    "I must not forget to give credit to my three able assistants, namely, Mr. George Norris, of Detroit, who is a Senior E. E. student; Mr. Watts, of Port Huron, who has had wide experience as a commercial operator, and now studying engineering at the University, and last, but not least, Mr. Worth Chatfield, who is a promising young operator, who kept the telephone wires hot and posted the bulletins. Mr. J. A. Mercer, the able operator at the Ohio State University, OSU, stuck to the job for 70 hours, when he collapsed and was temporarily relieved by some of the signal corps operators. As a class I wish to praise the amateurs. They have shown to the world that wireless can be of the greatest service when called upon.
    "Wireless has shown itself up so beautifully during this great crisis, that a bill is pending in the State Legislature of Ohio providing for a large central station or stations and each city to have a permanent local station, so in case of need all cities so isolated are in communication with the different central stations. By all means let this bill pass. This is a step in the right direction and it is a good example for other States to follow."
    Mr. Burglund's advice to the amateur who is building a station is "Put your aerial up so it will stay up, no matter what happens, and learn to handle messages at commercial speeds, for you may be called on to handle emergency messages when you least expect it." He tells of one young man in a flooded town who had sold his transmitting set when the wireless law went into effect because his aerial was so large that he couldn't cut his wavelength down below about 350 metres, and who, when he was called on to handle messages, went out and borrowed his set from the new owner, reinstalled it temporarily, and though it did not work as well as it did when properly set up, handled press, private and even Western Union messages in a satisfactory manner.

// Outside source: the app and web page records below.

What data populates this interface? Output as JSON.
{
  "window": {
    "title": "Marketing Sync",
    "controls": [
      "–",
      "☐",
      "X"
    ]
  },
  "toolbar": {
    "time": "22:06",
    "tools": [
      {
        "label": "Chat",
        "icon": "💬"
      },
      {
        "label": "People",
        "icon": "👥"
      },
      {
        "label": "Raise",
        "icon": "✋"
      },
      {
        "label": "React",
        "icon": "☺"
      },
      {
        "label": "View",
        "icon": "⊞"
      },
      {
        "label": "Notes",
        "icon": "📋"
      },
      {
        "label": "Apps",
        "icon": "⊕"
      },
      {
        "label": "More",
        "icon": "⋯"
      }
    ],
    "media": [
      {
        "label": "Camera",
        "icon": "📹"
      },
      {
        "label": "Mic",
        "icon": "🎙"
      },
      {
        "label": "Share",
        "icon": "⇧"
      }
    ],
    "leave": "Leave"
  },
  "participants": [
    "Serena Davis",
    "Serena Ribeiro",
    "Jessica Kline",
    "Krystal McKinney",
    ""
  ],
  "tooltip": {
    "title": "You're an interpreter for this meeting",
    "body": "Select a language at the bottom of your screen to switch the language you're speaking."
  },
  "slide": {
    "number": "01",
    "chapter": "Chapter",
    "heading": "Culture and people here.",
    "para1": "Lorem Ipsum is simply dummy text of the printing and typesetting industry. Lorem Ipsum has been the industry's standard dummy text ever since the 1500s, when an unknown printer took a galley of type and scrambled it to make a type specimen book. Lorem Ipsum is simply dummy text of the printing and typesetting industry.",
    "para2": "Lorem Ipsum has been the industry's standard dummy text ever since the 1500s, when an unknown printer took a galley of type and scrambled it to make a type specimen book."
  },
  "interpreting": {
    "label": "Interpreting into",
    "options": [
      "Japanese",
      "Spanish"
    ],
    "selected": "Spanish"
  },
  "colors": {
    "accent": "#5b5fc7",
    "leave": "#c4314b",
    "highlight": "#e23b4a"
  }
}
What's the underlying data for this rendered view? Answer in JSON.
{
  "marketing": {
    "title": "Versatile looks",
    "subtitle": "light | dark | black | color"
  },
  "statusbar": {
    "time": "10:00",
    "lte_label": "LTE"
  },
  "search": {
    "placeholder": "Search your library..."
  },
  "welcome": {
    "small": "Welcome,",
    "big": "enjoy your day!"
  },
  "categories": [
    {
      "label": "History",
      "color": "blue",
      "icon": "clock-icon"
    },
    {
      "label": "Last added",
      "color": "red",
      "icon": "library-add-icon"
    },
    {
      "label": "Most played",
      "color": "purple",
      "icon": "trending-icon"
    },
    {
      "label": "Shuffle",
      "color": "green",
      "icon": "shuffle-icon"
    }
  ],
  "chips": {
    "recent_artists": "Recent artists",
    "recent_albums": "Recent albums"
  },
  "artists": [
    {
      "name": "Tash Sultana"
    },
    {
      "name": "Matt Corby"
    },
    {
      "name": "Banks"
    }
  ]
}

    Wireless, in the hands of the amateur, while it is used by some as a plaything, is capable of doing excellent service in time of need; and we hope the work done by these men who did all they could to maintain communication between the flood stricken cities and the rest of the world, will long be remembered.